Your instructions =>
Please make sure what you return matches the listing below exactly, minus its pictures.
━━ The records ━━
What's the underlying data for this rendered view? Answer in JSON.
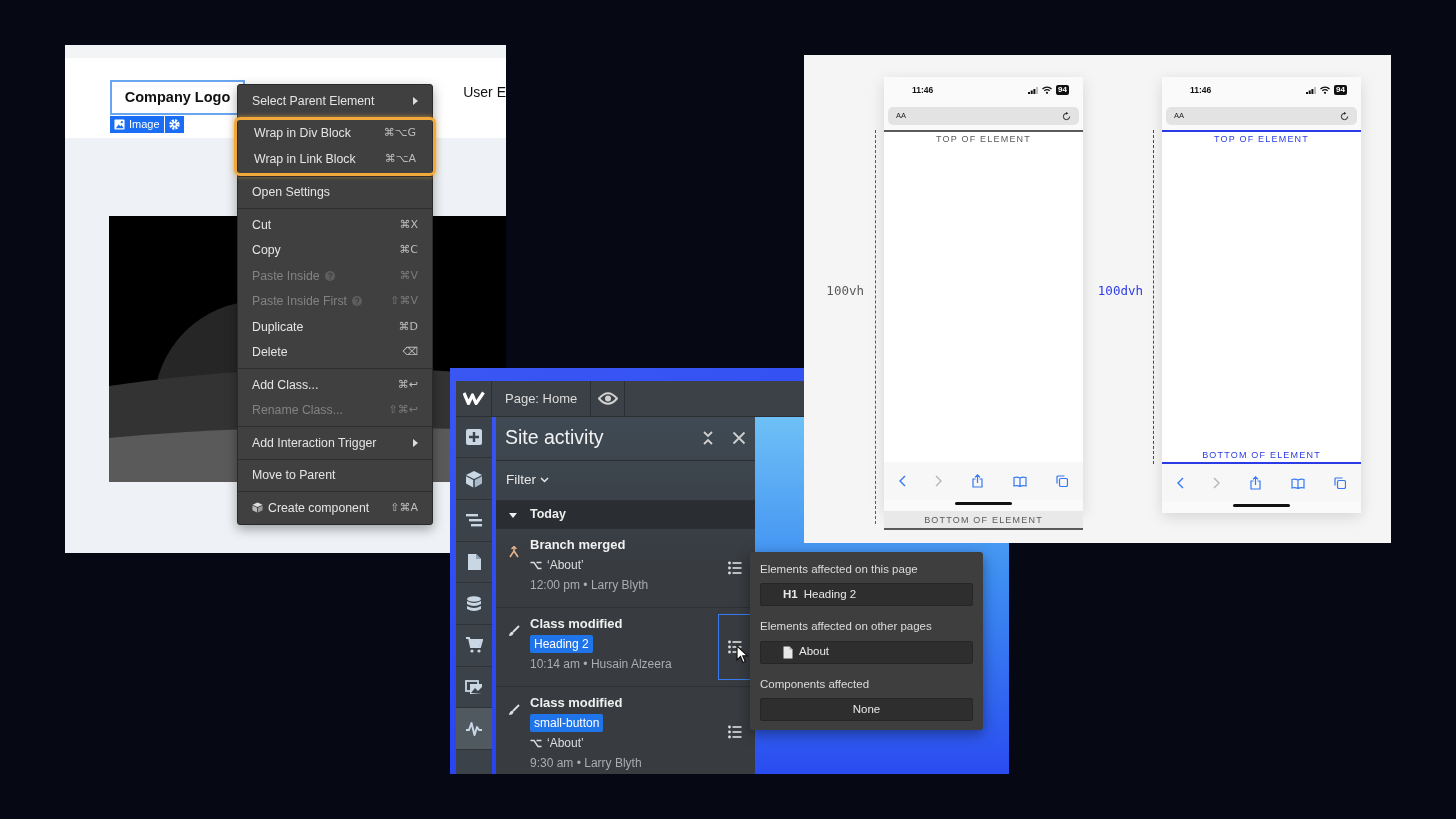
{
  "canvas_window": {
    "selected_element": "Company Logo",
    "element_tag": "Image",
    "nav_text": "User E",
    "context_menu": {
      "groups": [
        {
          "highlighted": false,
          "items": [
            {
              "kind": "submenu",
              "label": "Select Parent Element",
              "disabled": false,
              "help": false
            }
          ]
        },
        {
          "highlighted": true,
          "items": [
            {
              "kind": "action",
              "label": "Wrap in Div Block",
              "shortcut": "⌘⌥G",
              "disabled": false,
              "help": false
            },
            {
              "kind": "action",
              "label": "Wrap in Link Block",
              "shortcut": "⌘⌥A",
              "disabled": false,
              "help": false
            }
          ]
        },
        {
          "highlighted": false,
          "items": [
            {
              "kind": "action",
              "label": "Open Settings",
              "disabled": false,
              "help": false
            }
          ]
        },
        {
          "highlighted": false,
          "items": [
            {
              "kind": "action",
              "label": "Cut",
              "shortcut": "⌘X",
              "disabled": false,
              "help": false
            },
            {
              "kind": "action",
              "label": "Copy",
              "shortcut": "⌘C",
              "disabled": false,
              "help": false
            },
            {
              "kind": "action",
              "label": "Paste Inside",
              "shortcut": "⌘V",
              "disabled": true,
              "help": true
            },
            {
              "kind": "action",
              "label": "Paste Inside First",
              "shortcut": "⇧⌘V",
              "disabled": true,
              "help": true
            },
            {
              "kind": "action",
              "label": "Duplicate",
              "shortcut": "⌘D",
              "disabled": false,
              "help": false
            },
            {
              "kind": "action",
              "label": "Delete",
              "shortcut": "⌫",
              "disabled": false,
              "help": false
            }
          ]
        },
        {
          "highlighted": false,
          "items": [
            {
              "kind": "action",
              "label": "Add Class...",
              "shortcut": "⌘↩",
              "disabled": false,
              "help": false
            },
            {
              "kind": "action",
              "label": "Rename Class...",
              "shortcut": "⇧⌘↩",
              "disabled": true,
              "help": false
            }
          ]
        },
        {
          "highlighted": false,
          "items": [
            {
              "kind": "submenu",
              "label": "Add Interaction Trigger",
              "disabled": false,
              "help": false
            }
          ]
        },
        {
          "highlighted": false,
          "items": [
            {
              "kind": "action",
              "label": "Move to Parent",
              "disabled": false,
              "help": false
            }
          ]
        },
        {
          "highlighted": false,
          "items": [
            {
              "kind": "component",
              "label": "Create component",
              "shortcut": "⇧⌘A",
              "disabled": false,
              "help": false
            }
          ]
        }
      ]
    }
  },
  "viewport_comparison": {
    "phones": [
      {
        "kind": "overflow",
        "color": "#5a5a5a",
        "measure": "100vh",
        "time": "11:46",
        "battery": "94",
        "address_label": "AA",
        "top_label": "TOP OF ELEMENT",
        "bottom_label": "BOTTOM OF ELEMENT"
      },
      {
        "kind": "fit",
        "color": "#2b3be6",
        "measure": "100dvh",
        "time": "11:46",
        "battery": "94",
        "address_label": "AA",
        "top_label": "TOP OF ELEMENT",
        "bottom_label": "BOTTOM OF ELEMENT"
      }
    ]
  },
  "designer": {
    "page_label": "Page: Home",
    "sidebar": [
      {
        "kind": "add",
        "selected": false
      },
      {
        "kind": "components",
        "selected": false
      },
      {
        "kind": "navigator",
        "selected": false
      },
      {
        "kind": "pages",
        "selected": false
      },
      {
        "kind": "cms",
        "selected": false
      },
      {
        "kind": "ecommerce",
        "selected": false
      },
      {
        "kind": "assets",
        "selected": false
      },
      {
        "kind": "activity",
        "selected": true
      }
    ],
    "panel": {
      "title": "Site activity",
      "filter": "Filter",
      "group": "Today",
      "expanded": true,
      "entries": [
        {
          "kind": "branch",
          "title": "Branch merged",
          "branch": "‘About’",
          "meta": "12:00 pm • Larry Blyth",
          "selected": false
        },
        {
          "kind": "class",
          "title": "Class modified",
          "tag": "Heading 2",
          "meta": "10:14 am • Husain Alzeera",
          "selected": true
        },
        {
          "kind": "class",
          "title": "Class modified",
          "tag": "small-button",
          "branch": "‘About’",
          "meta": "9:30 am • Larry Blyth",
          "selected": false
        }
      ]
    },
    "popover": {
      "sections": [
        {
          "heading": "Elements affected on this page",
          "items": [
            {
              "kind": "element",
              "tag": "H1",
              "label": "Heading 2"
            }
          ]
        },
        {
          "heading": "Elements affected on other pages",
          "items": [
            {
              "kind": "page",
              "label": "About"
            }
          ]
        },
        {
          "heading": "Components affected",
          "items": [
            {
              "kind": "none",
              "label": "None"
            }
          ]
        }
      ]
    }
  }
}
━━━
Your response =>
What's the underlying data for this rendered view? Answer in JSON.
{
  "canvas_window": {
    "selected_element": "Company Logo",
    "element_tag": "Image",
    "nav_text": "User E",
    "context_menu": {
      "groups": [
        {
          "highlighted": false,
          "items": [
            {
              "kind": "submenu",
              "label": "Select Parent Element",
              "disabled": false,
              "help": false
            }
          ]
        },
        {
          "highlighted": true,
          "items": [
            {
              "kind": "action",
              "label": "Wrap in Div Block",
              "shortcut": "⌘⌥G",
              "disabled": false,
              "help": false
            },
            {
              "kind": "action",
              "label": "Wrap in Link Block",
              "shortcut": "⌘⌥A",
              "disabled": false,
              "help": false
            }
          ]
        },
        {
          "highlighted": false,
          "items": [
            {
              "kind": "action",
              "label": "Open Settings",
              "disabled": false,
              "help": false
            }
          ]
        },
        {
          "highlighted": false,
          "items": [
            {
              "kind": "action",
              "label": "Cut",
              "shortcut": "⌘X",
              "disabled": false,
              "help": false
            },
            {
              "kind": "action",
              "label": "Copy",
              "shortcut": "⌘C",
              "disabled": false,
              "help": false
            },
            {
              "kind": "action",
              "label": "Paste Inside",
              "shortcut": "⌘V",
              "disabled": true,
              "help": true
            },
            {
              "kind": "action",
              "label": "Paste Inside First",
              "shortcut": "⇧⌘V",
              "disabled": true,
              "help": true
            },
            {
              "kind": "action",
              "label": "Duplicate",
              "shortcut": "⌘D",
              "disabled": false,
              "help": false
            },
            {
              "kind": "action",
              "label": "Delete",
              "shortcut": "⌫",
              "disabled": false,
              "help": false
            }
          ]
        },
        {
          "highlighted": false,
          "items": [
            {
              "kind": "action",
              "label": "Add Class...",
              "shortcut": "⌘↩",
              "disabled": false,
              "help": false
            },
            {
              "kind": "action",
              "label": "Rename Class...",
              "shortcut": "⇧⌘↩",
              "disabled": true,
              "help": false
            }
          ]
        },
        {
          "highlighted": false,
          "items": [
            {
              "kind": "submenu",
              "label": "Add Interaction Trigger",
              "disabled": false,
              "help": false
            }
          ]
        },
        {
          "highlighted": false,
          "items": [
            {
              "kind": "action",
              "label": "Move to Parent",
              "disabled": false,
              "help": false
            }
          ]
        },
        {
          "highlighted": false,
          "items": [
            {
              "kind": "component",
              "label": "Create component",
              "shortcut": "⇧⌘A",
              "disabled": false,
              "help": false
            }
          ]
        }
      ]
    }
  },
  "viewport_comparison": {
    "phones": [
      {
        "kind": "overflow",
        "color": "#5a5a5a",
        "measure": "100vh",
        "time": "11:46",
        "battery": "94",
        "address_label": "AA",
        "top_label": "TOP OF ELEMENT",
        "bottom_label": "BOTTOM OF ELEMENT"
      },
      {
        "kind": "fit",
        "color": "#2b3be6",
        "measure": "100dvh",
        "time": "11:46",
        "battery": "94",
        "address_label": "AA",
        "top_label": "TOP OF ELEMENT",
        "bottom_label": "BOTTOM OF ELEMENT"
      }
    ]
  },
  "designer": {
    "page_label": "Page: Home",
    "sidebar": [
      {
        "kind": "add",
        "selected": false
      },
      {
        "kind": "components",
        "selected": false
      },
      {
        "kind": "navigator",
        "selected": false
      },
      {
        "kind": "pages",
        "selected": false
      },
      {
        "kind": "cms",
        "selected": false
      },
      {
        "kind": "ecommerce",
        "selected": false
      },
      {
        "kind": "assets",
        "selected": false
      },
      {
        "kind": "activity",
        "selected": true
      }
    ],
    "panel": {
      "title": "Site activity",
      "filter": "Filter",
      "group": "Today",
      "expanded": true,
      "entries": [
        {
          "kind": "branch",
          "title": "Branch merged",
          "branch": "‘About’",
          "meta": "12:00 pm • Larry Blyth",
          "selected": false
        },
        {
          "kind": "class",
          "title": "Class modified",
          "tag": "Heading 2",
          "meta": "10:14 am • Husain Alzeera",
          "selected": true
        },
        {
          "kind": "class",
          "title": "Class modified",
          "tag": "small-button",
          "branch": "‘About’",
          "meta": "9:30 am • Larry Blyth",
          "selected": false
        }
      ]
    },
    "popover": {
      "sections": [
        {
          "heading": "Elements affected on this page",
          "items": [
            {
              "kind": "element",
              "tag": "H1",
              "label": "Heading 2"
            }
          ]
        },
        {
          "heading": "Elements affected on other pages",
          "items": [
            {
              "kind": "page",
              "label": "About"
            }
          ]
        },
        {
          "heading": "Components affected",
          "items": [
            {
              "kind": "none",
              "label": "None"
            }
          ]
        }
      ]
    }
  }
}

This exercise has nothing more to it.